> Your instructions:
Scan the material for "text". Copy every line it appears in.

> Extracted entries:
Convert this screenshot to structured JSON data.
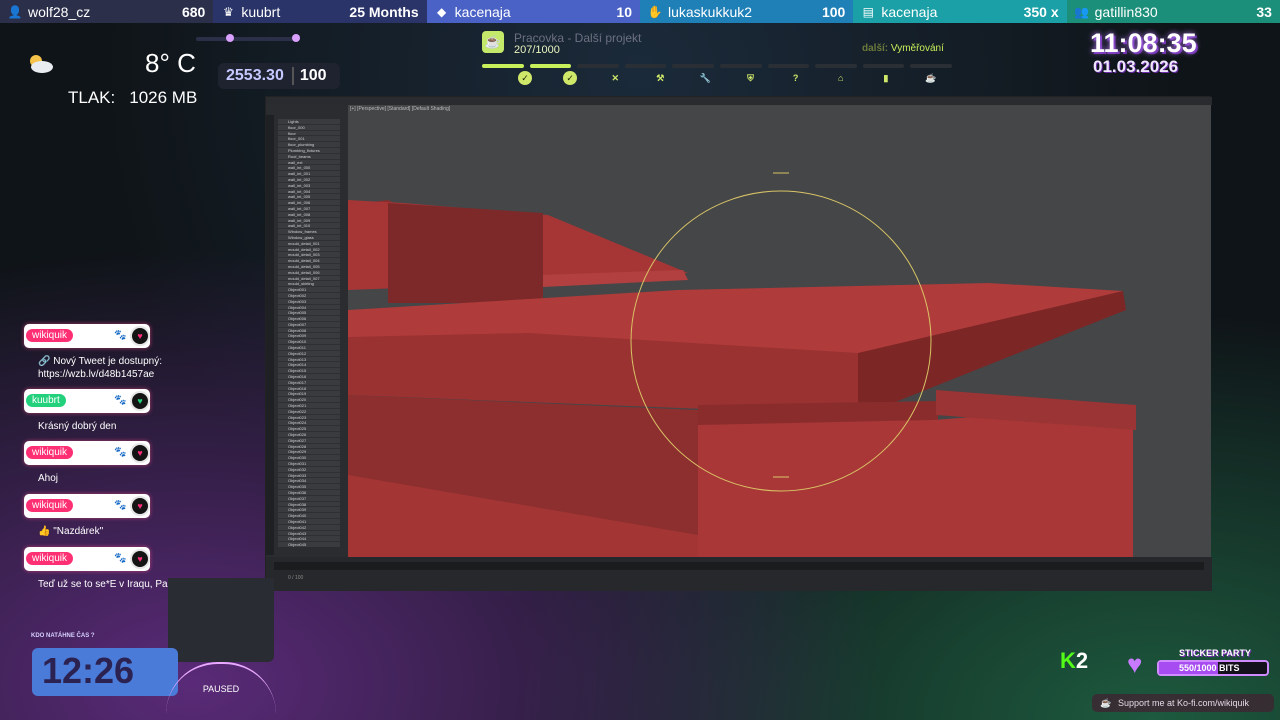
{
  "topbar": [
    {
      "name": "wolf28_cz",
      "value": "680",
      "icon": "add-user-icon",
      "bg": "#2b2f4a",
      "label_color": "#ffffff"
    },
    {
      "name": "kuubrt",
      "value": "25 Months",
      "icon": "crown-icon",
      "bg": "#2a3468"
    },
    {
      "name": "kacenaja",
      "value": "10",
      "icon": "diamond-icon",
      "bg": "#4a62c6"
    },
    {
      "name": "lukaskukkuk2",
      "value": "100",
      "icon": "hand-icon",
      "bg": "#1f7fb7"
    },
    {
      "name": "kacenaja",
      "value": "350 x",
      "icon": "stack-icon",
      "bg": "#1aa0a6"
    },
    {
      "name": "gatillin830",
      "value": "33",
      "icon": "people-icon",
      "bg": "#1c8f7a"
    }
  ],
  "weather": {
    "temp": "8° C",
    "pressure_label": "TLAK:",
    "pressure_value": "1026 MB",
    "icon": "cloud-sun-icon"
  },
  "score": {
    "value": "2553.30",
    "limit": "100"
  },
  "project": {
    "title": "Pracovka - Další projekt",
    "count": "207/1000",
    "next_label": "další:",
    "next_value": "Vyměřování",
    "progress": 0.21,
    "step_icons": [
      "check",
      "check",
      "x",
      "hammer",
      "wrench",
      "shield",
      "question",
      "home",
      "bin",
      "cup"
    ]
  },
  "clock": {
    "time": "11:08:35",
    "date": "01.03.2026"
  },
  "chat": [
    {
      "user": "wikiquik",
      "color": "#ff2f73",
      "text": "🔗 Nový Tweet je dostupný: https://wzb.lv/d48b1457ae"
    },
    {
      "user": "kuubrt",
      "color": "#23d17c",
      "text": "Krásný dobrý den"
    },
    {
      "user": "wikiquik",
      "color": "#ff2f73",
      "text": "Ahoj"
    },
    {
      "user": "wikiquik",
      "color": "#ff2f73",
      "text": "👍 \"Nazdárek\""
    },
    {
      "user": "wikiquik",
      "color": "#ff2f73",
      "text": "Teď už se to se*E v Iraqu, Pakistanu"
    }
  ],
  "timer": {
    "label": "KDO NATÁHNE ČAS ?",
    "time": "12:26",
    "paused": "PAUSED"
  },
  "kick": {
    "k": "K",
    "n": "2"
  },
  "sticker": {
    "title": "STICKER PARTY",
    "bits": "550/1000 BITS",
    "progress": 0.55
  },
  "kofi": "Support me at Ko-fi.com/wikiquik",
  "outliner_items": [
    "Lights",
    "floor_000",
    "floor",
    "floor_001",
    "floor_plumbing",
    "Plumbing_fixtures",
    "Roof_beams",
    "wall_ext",
    "wall_int_000",
    "wall_int_001",
    "wall_int_002",
    "wall_int_003",
    "wall_int_004",
    "wall_int_005",
    "wall_int_006",
    "wall_int_007",
    "wall_int_008",
    "wall_int_009",
    "wall_int_010",
    "Window_frames",
    "Window_glass",
    "mould_detail_001",
    "mould_detail_002",
    "mould_detail_003",
    "mould_detail_004",
    "mould_detail_005",
    "mould_detail_006",
    "mould_detail_007",
    "mould_skirting",
    "Object001",
    "Object002",
    "Object003",
    "Object004",
    "Object005",
    "Object006",
    "Object007",
    "Object008",
    "Object009",
    "Object010",
    "Object011",
    "Object012",
    "Object013",
    "Object014",
    "Object015",
    "Object016",
    "Object017",
    "Object018",
    "Object019",
    "Object020",
    "Object021",
    "Object022",
    "Object023",
    "Object024",
    "Object025",
    "Object026",
    "Object027",
    "Object028",
    "Object029",
    "Object030",
    "Object031",
    "Object032",
    "Object033",
    "Object034",
    "Object035",
    "Object036",
    "Object037",
    "Object038",
    "Object039",
    "Object040",
    "Object041",
    "Object042",
    "Object043",
    "Object044",
    "Object045",
    "Object046",
    "Object047",
    "Object048",
    "Object049",
    "Object050",
    "Object051",
    "Object052",
    "Object053"
  ],
  "viewport_label": "[+] [Perspective] [Standard] [Default Shading]",
  "timeline_status": "0 / 100"
}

> Exercise response:
      "text": "🔗 Nový Tweet je dostupný: https://wzb.lv/d48b1457ae"
      "text": "Krásný dobrý den"
      "text": "Ahoj"
      "text": "👍 \"Nazdárek\""
      "text": "Teď už se to se*E v Iraqu, Pakistanu"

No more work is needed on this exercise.